* _EXERCISE DESCRIPTION_
Each entry below must come back exactly as written, without its pictures.

[App and web page records]
______________________________

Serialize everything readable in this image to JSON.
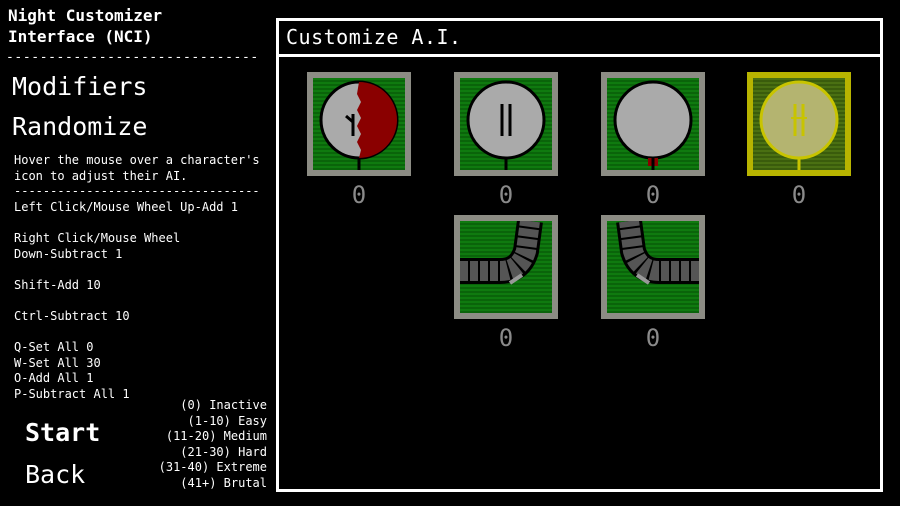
{
  "sidebar": {
    "title": "Night Customizer\nInterface (NCI)",
    "separator": "------------------------------",
    "modifiers_label": "Modifiers",
    "randomize_label": "Randomize",
    "instructions": "Hover the mouse over a character's\nicon to adjust their AI.\n----------------------------------\nLeft Click/Mouse Wheel Up-Add 1\n\nRight Click/Mouse Wheel\nDown-Subtract 1\n\nShift-Add 10\n\nCtrl-Subtract 10\n\nQ-Set All 0\nW-Set All 30\nO-Add All 1\nP-Subtract All 1",
    "difficulty_legend": "(0) Inactive\n(1-10) Easy\n(11-20) Medium\n(21-30) Hard\n(31-40) Extreme\n(41+) Brutal",
    "start_label": "Start",
    "back_label": "Back"
  },
  "panel": {
    "title": "Customize A.I.",
    "characters": [
      {
        "icon": "bloody-ball-icon",
        "ai_level": "0",
        "selected": false
      },
      {
        "icon": "eyes-ball-icon",
        "ai_level": "0",
        "selected": false
      },
      {
        "icon": "blank-ball-icon",
        "ai_level": "0",
        "selected": false
      },
      {
        "icon": "eyes-ball-icon",
        "ai_level": "0",
        "selected": true
      },
      {
        "icon": "tentacle-right-icon",
        "ai_level": "0",
        "selected": false
      },
      {
        "icon": "tentacle-left-icon",
        "ai_level": "0",
        "selected": false
      }
    ]
  },
  "colors": {
    "card_border": "#8c8c84",
    "card_selected_border": "#b8b400",
    "card_bg": "#0f7a0f",
    "count_text": "#8a8a8a"
  }
}
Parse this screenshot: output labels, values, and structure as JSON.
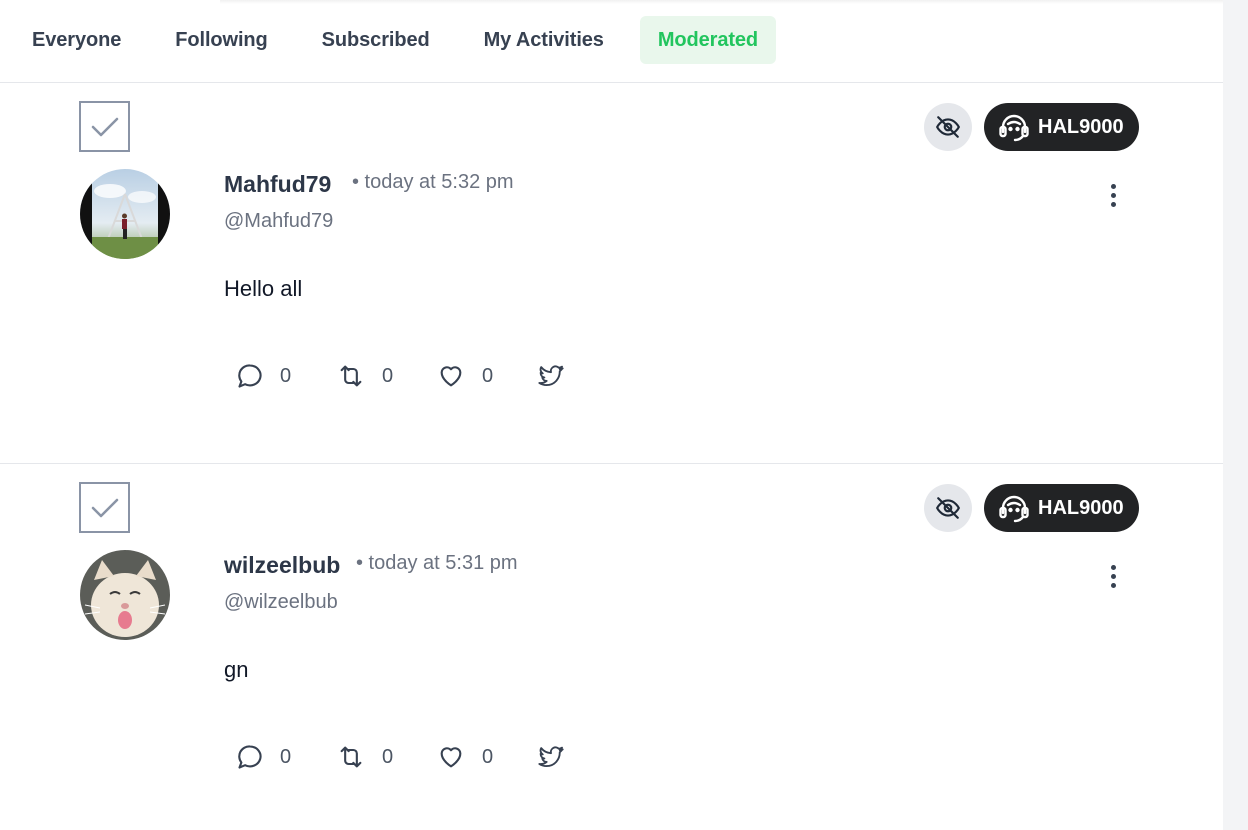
{
  "tabs": [
    {
      "label": "Everyone",
      "active": false
    },
    {
      "label": "Following",
      "active": false
    },
    {
      "label": "Subscribed",
      "active": false
    },
    {
      "label": "My Activities",
      "active": false
    },
    {
      "label": "Moderated",
      "active": true
    }
  ],
  "colors": {
    "accent": "#22c55e",
    "accent_bg": "#e9f7ec",
    "badge_bg": "#222325"
  },
  "posts": [
    {
      "author": "Mahfud79",
      "time": "• today at 5:32 pm",
      "handle": "@Mahfud79",
      "content": "Hello all",
      "moderator": "HAL9000",
      "replies": "0",
      "reposts": "0",
      "likes": "0",
      "avatar_icon": "avatar-photo-landscape"
    },
    {
      "author": "wilzeelbub",
      "time": "• today at 5:31 pm",
      "handle": "@wilzeelbub",
      "content": "gn",
      "moderator": "HAL9000",
      "replies": "0",
      "reposts": "0",
      "likes": "0",
      "avatar_icon": "avatar-photo-cat"
    }
  ]
}
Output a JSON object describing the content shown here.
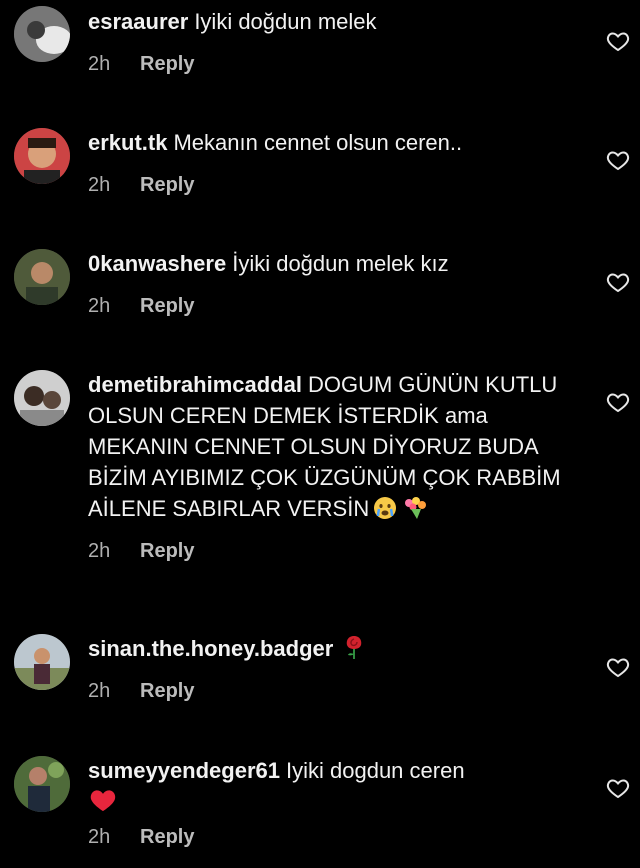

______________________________

* _WRITTEN REPLY_
Serialize everything readable in this image to JSON.
{
  "sidebar": {
    "title": "Night Customizer\nInterface (NCI)",
    "separator": "------------------------------",
    "modifiers_label": "Modifiers",
    "randomize_label": "Randomize",
    "instructions": "Hover the mouse over a character's\nicon to adjust their AI.\n----------------------------------\nLeft Click/Mouse Wheel Up-Add 1\n\nRight Click/Mouse Wheel\nDown-Subtract 1\n\nShift-Add 10\n\nCtrl-Subtract 10\n\nQ-Set All 0\nW-Set All 30\nO-Add All 1\nP-Subtract All 1",
    "difficulty_legend": "(0) Inactive\n(1-10) Easy\n(11-20) Medium\n(21-30) Hard\n(31-40) Extreme\n(41+) Brutal",
    "start_label": "Start",
    "back_label": "Back"
  },
  "panel": {
    "title": "Customize A.I.",
    "characters": [
      {
        "icon": "bloody-ball-icon",
        "ai_level": "0",
        "selected": false
      },
      {
        "icon": "eyes-ball-icon",
        "ai_level": "0",
        "selected": false
      },
      {
        "icon": "blank-ball-icon",
        "ai_level": "0",
        "selected": false
      },
      {
        "icon": "eyes-ball-icon",
        "ai_level": "0",
        "selected": true
      },
      {
        "icon": "tentacle-right-icon",
        "ai_level": "0",
        "selected": false
      },
      {
        "icon": "tentacle-left-icon",
        "ai_level": "0",
        "selected": false
      }
    ]
  },
  "colors": {
    "card_border": "#8c8c84",
    "card_selected_border": "#b8b400",
    "card_bg": "#0f7a0f",
    "count_text": "#8a8a8a"
  }
}
Parse this screenshot: output labels, values, and structure as JSON.
{
  "tabs": [
    {
      "label": "Everyone",
      "active": false
    },
    {
      "label": "Following",
      "active": false
    },
    {
      "label": "Subscribed",
      "active": false
    },
    {
      "label": "My Activities",
      "active": false
    },
    {
      "label": "Moderated",
      "active": true
    }
  ],
  "colors": {
    "accent": "#22c55e",
    "accent_bg": "#e9f7ec",
    "badge_bg": "#222325"
  },
  "posts": [
    {
      "author": "Mahfud79",
      "time": "• today at 5:32 pm",
      "handle": "@Mahfud79",
      "content": "Hello all",
      "moderator": "HAL9000",
      "replies": "0",
      "reposts": "0",
      "likes": "0",
      "avatar_icon": "avatar-photo-landscape"
    },
    {
      "author": "wilzeelbub",
      "time": "• today at 5:31 pm",
      "handle": "@wilzeelbub",
      "content": "gn",
      "moderator": "HAL9000",
      "replies": "0",
      "reposts": "0",
      "likes": "0",
      "avatar_icon": "avatar-photo-cat"
    }
  ]
}
Output a JSON object describing the content shown here.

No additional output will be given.